(Data section begins)

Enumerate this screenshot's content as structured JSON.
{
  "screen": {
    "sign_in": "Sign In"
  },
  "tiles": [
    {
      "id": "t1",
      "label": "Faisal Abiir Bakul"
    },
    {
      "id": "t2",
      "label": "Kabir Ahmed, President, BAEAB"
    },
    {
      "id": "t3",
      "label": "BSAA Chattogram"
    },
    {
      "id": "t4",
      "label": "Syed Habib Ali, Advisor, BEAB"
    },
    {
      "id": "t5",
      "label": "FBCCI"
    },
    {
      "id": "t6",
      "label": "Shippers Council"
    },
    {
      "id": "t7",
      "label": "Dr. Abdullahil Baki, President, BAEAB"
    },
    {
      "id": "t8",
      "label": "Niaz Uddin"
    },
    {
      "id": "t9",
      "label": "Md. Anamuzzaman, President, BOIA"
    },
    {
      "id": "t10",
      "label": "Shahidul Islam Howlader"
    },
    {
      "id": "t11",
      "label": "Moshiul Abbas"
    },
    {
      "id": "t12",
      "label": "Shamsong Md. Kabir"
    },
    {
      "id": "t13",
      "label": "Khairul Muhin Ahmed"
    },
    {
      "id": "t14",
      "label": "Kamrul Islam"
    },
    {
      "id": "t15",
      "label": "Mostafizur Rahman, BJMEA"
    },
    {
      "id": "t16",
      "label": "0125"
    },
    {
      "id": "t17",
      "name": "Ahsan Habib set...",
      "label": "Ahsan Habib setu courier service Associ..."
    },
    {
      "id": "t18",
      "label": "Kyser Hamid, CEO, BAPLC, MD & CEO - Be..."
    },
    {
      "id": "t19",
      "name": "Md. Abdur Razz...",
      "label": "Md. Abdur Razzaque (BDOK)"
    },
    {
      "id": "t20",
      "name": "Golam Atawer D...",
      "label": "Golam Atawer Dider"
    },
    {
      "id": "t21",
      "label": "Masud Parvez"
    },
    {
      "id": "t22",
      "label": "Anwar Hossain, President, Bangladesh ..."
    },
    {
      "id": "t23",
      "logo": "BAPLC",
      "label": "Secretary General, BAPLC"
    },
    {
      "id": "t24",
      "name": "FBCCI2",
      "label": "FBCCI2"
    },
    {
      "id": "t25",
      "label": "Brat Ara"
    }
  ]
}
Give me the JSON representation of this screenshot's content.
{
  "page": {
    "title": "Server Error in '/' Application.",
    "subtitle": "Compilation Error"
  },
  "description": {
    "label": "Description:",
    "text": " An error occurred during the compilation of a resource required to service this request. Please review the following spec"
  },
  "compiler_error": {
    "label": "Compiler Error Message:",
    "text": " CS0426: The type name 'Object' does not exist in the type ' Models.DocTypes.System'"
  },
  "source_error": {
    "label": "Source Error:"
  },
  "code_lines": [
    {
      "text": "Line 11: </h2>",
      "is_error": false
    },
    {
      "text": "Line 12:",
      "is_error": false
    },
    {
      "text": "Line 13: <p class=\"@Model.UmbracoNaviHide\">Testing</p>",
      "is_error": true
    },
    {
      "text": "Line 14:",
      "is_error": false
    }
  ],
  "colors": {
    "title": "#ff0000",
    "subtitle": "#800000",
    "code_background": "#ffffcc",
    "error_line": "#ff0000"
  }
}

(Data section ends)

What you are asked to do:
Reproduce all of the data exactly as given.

Solution to this exercise:
Enumerate this screenshot's content as structured JSON.
{
  "screen": {
    "sign_in": "Sign In"
  },
  "tiles": [
    {
      "id": "t1",
      "label": "Faisal Abiir Bakul"
    },
    {
      "id": "t2",
      "label": "Kabir Ahmed, President, BAEAB"
    },
    {
      "id": "t3",
      "label": "BSAA Chattogram"
    },
    {
      "id": "t4",
      "label": "Syed Habib Ali, Advisor, BEAB"
    },
    {
      "id": "t5",
      "label": "FBCCI"
    },
    {
      "id": "t6",
      "label": "Shippers Council"
    },
    {
      "id": "t7",
      "label": "Dr. Abdullahil Baki, President, BAEAB"
    },
    {
      "id": "t8",
      "label": "Niaz Uddin"
    },
    {
      "id": "t9",
      "label": "Md. Anamuzzaman, President, BOIA"
    },
    {
      "id": "t10",
      "label": "Shahidul Islam Howlader"
    },
    {
      "id": "t11",
      "label": "Moshiul Abbas"
    },
    {
      "id": "t12",
      "label": "Shamsong Md. Kabir"
    },
    {
      "id": "t13",
      "label": "Khairul Muhin Ahmed"
    },
    {
      "id": "t14",
      "label": "Kamrul Islam"
    },
    {
      "id": "t15",
      "label": "Mostafizur Rahman, BJMEA"
    },
    {
      "id": "t16",
      "label": "0125"
    },
    {
      "id": "t17",
      "name": "Ahsan Habib set...",
      "label": "Ahsan Habib setu courier service Associ..."
    },
    {
      "id": "t18",
      "label": "Kyser Hamid, CEO, BAPLC, MD & CEO - Be..."
    },
    {
      "id": "t19",
      "name": "Md. Abdur Razz...",
      "label": "Md. Abdur Razzaque (BDOK)"
    },
    {
      "id": "t20",
      "name": "Golam Atawer D...",
      "label": "Golam Atawer Dider"
    },
    {
      "id": "t21",
      "label": "Masud Parvez"
    },
    {
      "id": "t22",
      "label": "Anwar Hossain, President, Bangladesh ..."
    },
    {
      "id": "t23",
      "logo": "BAPLC",
      "label": "Secretary General, BAPLC"
    },
    {
      "id": "t24",
      "name": "FBCCI2",
      "label": "FBCCI2"
    },
    {
      "id": "t25",
      "label": "Brat Ara"
    }
  ]
}
Give me the JSON representation of this screenshot's content.
{
  "page": {
    "title": "Server Error in '/' Application.",
    "subtitle": "Compilation Error"
  },
  "description": {
    "label": "Description:",
    "text": " An error occurred during the compilation of a resource required to service this request. Please review the following spec"
  },
  "compiler_error": {
    "label": "Compiler Error Message:",
    "text": " CS0426: The type name 'Object' does not exist in the type ' Models.DocTypes.System'"
  },
  "source_error": {
    "label": "Source Error:"
  },
  "code_lines": [
    {
      "text": "Line 11: </h2>",
      "is_error": false
    },
    {
      "text": "Line 12:",
      "is_error": false
    },
    {
      "text": "Line 13: <p class=\"@Model.UmbracoNaviHide\">Testing</p>",
      "is_error": true
    },
    {
      "text": "Line 14:",
      "is_error": false
    }
  ],
  "colors": {
    "title": "#ff0000",
    "subtitle": "#800000",
    "code_background": "#ffffcc",
    "error_line": "#ff0000"
  }
}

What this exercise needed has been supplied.